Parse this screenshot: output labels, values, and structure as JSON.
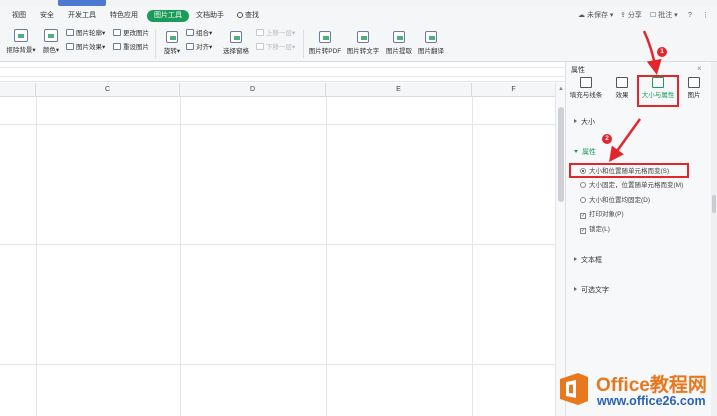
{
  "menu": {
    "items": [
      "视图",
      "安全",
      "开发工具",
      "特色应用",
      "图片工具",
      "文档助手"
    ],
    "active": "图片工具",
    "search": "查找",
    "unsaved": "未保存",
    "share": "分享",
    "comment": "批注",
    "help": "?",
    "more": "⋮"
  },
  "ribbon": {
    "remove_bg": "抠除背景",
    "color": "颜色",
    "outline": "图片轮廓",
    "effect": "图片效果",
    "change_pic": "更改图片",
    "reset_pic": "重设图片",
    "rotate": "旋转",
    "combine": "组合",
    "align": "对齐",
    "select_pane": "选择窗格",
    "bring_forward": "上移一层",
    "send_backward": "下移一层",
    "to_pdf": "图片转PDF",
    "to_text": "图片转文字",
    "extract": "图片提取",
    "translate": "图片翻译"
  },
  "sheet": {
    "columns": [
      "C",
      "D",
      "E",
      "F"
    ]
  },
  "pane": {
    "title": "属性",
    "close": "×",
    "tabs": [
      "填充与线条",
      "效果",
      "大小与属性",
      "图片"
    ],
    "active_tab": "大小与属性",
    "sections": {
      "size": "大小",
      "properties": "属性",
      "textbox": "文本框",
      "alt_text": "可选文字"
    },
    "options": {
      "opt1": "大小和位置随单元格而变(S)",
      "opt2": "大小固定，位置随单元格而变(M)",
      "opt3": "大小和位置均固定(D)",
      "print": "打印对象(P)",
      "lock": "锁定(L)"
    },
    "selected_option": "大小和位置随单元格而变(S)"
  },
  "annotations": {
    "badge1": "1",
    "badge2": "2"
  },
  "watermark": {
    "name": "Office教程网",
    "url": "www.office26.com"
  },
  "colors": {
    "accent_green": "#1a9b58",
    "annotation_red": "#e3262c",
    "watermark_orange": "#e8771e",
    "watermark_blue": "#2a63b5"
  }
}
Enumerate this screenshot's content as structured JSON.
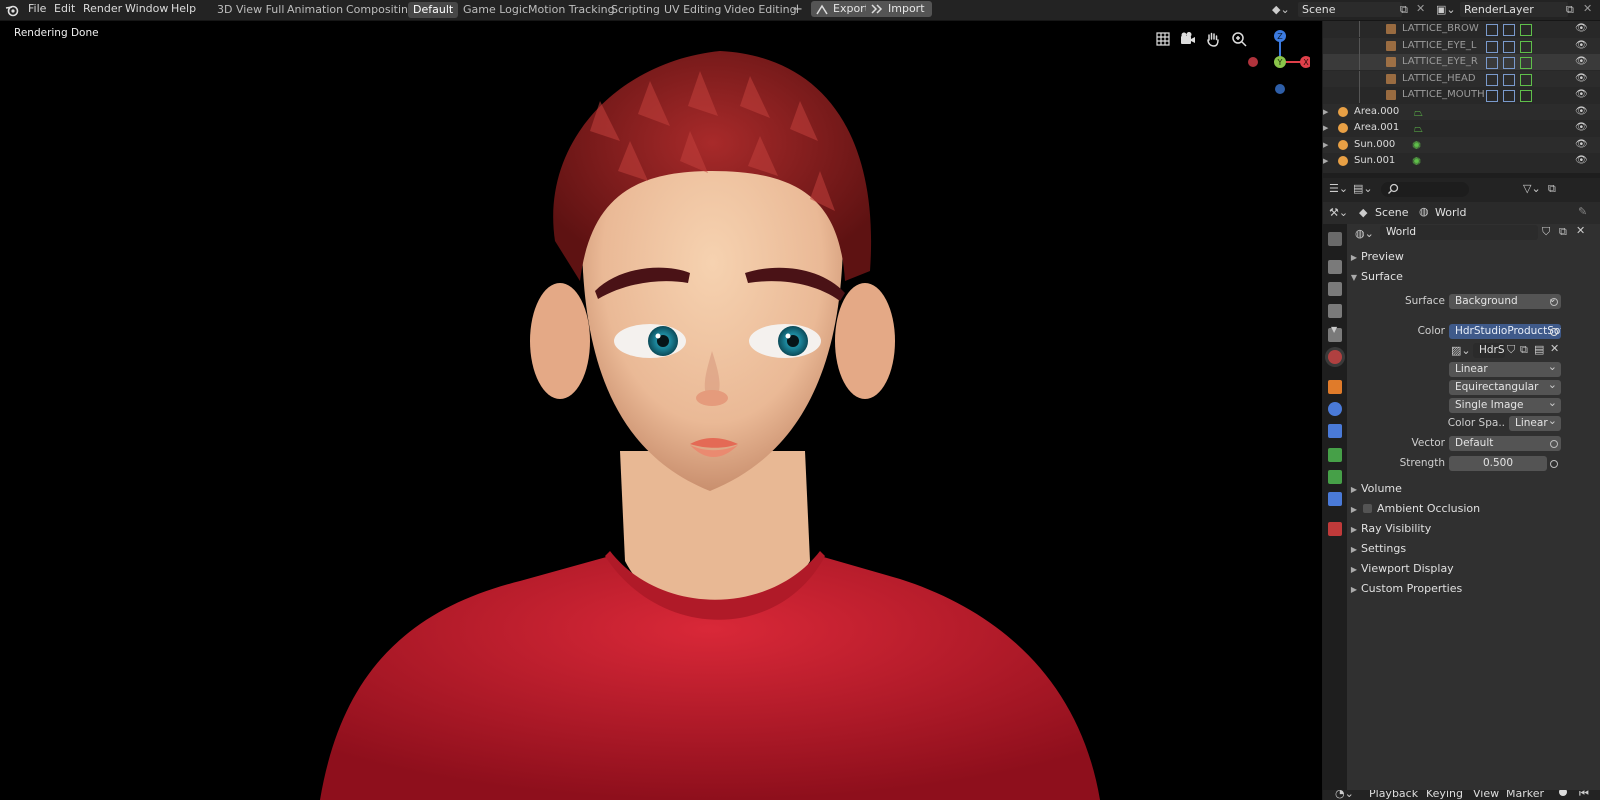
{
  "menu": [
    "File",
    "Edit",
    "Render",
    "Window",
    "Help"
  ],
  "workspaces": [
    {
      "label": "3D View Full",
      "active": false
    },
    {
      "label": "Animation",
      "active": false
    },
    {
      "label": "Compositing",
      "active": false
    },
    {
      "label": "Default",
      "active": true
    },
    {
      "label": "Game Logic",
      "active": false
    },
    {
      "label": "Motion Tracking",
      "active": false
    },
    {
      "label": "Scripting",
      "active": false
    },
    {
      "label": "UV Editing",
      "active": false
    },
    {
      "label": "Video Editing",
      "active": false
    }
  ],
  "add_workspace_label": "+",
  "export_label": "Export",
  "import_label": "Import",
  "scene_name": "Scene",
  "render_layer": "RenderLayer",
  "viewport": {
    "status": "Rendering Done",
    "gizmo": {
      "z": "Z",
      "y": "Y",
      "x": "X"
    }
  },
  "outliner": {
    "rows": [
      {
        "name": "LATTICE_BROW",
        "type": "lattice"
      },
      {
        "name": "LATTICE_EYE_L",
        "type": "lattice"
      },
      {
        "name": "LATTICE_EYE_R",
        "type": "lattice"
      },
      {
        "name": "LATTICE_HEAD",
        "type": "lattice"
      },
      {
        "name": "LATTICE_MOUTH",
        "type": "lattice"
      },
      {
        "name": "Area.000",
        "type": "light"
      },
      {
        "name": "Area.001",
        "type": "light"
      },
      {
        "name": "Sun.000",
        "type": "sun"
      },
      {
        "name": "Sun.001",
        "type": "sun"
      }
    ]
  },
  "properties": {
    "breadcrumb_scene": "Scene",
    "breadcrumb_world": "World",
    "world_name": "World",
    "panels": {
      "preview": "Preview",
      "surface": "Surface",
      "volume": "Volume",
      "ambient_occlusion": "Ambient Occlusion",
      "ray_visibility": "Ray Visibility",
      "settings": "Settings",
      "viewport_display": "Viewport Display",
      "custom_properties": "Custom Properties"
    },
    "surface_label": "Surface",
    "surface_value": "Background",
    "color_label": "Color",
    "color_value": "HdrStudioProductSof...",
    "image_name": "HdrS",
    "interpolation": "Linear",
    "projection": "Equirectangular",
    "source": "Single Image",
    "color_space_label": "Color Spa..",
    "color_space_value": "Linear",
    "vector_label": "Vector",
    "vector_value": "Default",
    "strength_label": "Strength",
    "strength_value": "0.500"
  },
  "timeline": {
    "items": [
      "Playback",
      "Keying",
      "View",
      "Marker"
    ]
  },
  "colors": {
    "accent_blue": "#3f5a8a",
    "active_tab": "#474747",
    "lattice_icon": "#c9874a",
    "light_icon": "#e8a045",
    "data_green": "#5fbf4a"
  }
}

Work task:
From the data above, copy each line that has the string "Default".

Written solution:
      "label": "Default",
    "vector_value": "Default",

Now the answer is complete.